The classification of an operating system is a grouping that differentiates or identifies the operating system based on how it works, the type of hardware it controls and the applications it supports. The basic function of an operating system is to make the hardware usable and enable user applications to run as they are designed to.
An operating system is regarded as system software, a type of software whose primary function is to operate and control hardware. By managing the operations of the hardware, users are shielded from the complexity of how the computer performs its functions. Once an operating system is in place, all other applications can be installed and used appropriately. Users can then accomplish powerful tasks with ease.
The main operating system classifications include real-time operating systems, single-user single task systems, single-user multitasking systems and multi-user operating systems. Single-user operating systems are designed to let the user perform one task at a time, while single-user multitasking systems allow users to perform multiple tasks simultaneously. Multi-user operating systems allow multiple users to carry out multiple operations at the same time. According to HowStuffWorks, these systems typically need enormous computing resources to function properly, such as large amounts of computer memory and processing power.
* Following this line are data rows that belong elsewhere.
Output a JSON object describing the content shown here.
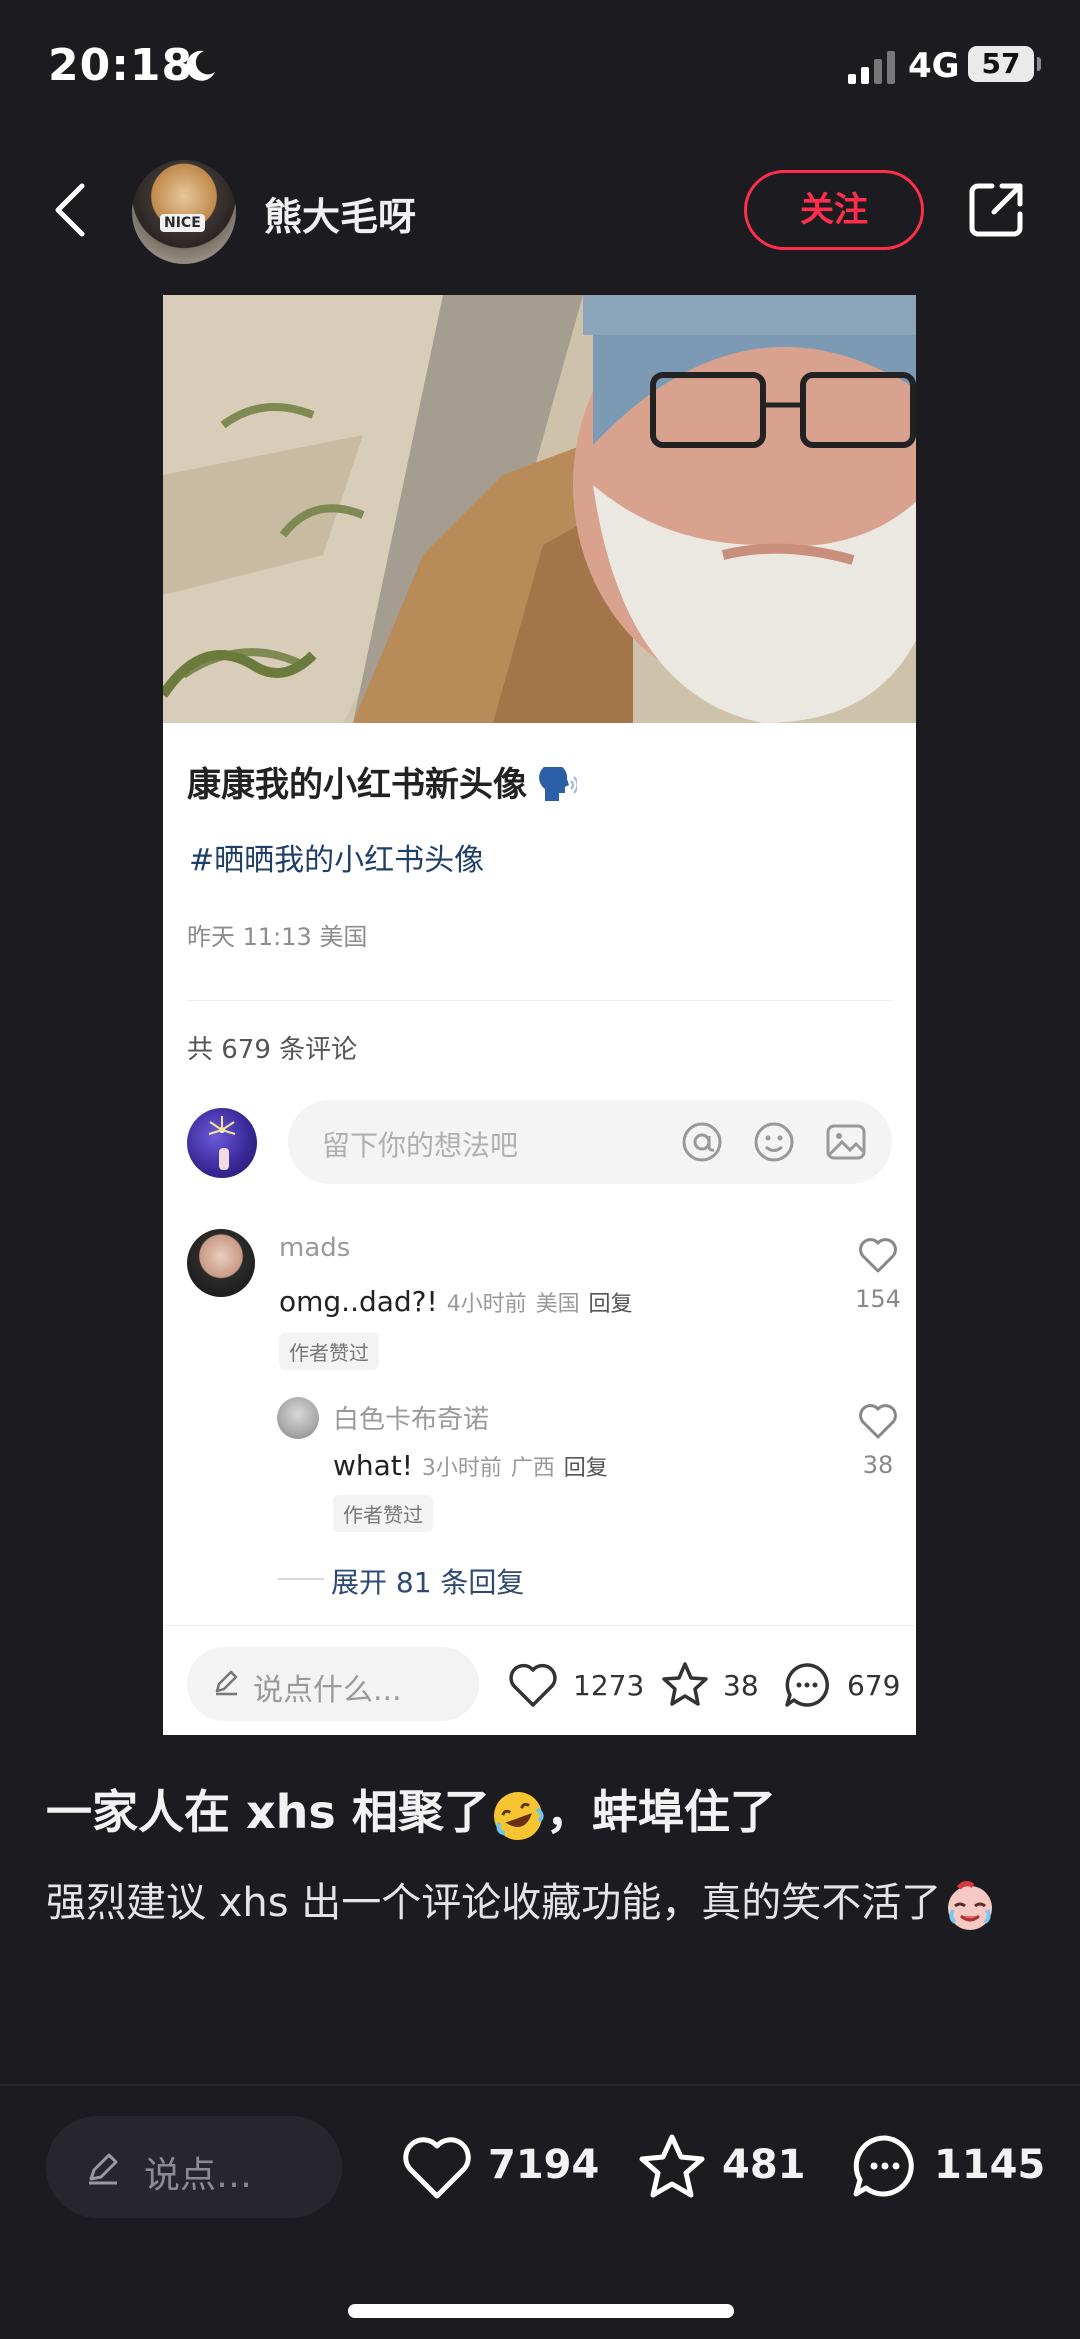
{
  "status": {
    "time": "20:18",
    "network": "4G",
    "battery": "57"
  },
  "header": {
    "username": "熊大毛呀",
    "follow_label": "关注",
    "avatar_text": "NICE"
  },
  "card": {
    "title": "康康我的小红书新头像",
    "tag": "#晒晒我的小红书头像",
    "meta": "昨天 11:13 美国",
    "comment_count": "共 679 条评论",
    "input_placeholder": "留下你的想法吧",
    "comments": [
      {
        "name": "mads",
        "text": "omg..dad?!",
        "time": "4小时前",
        "location": "美国",
        "reply": "回复",
        "badge": "作者赞过",
        "likes": "154"
      },
      {
        "name": "白色卡布奇诺",
        "text": "what!",
        "time": "3小时前",
        "location": "广西",
        "reply": "回复",
        "badge": "作者赞过",
        "likes": "38"
      }
    ],
    "expand_label": "展开 81 条回复",
    "bottom": {
      "placeholder": "说点什么...",
      "likes": "1273",
      "stars": "38",
      "comments": "679"
    }
  },
  "post": {
    "title": "一家人在 xhs 相聚了",
    "title_tail": "，蚌埠住了",
    "body": "强烈建议 xhs 出一个评论收藏功能，真的笑不活了"
  },
  "bottom_bar": {
    "placeholder": "说点…",
    "likes": "7194",
    "stars": "481",
    "comments": "1145"
  },
  "colors": {
    "accent": "#ff2e4d",
    "background": "#1b1b20",
    "tag": "#1f3f6a"
  }
}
Typical examples of multi-user systems include Open Virtual Memory Systems (OVMS), mainframe operating systems and a variety of Unix-based systems.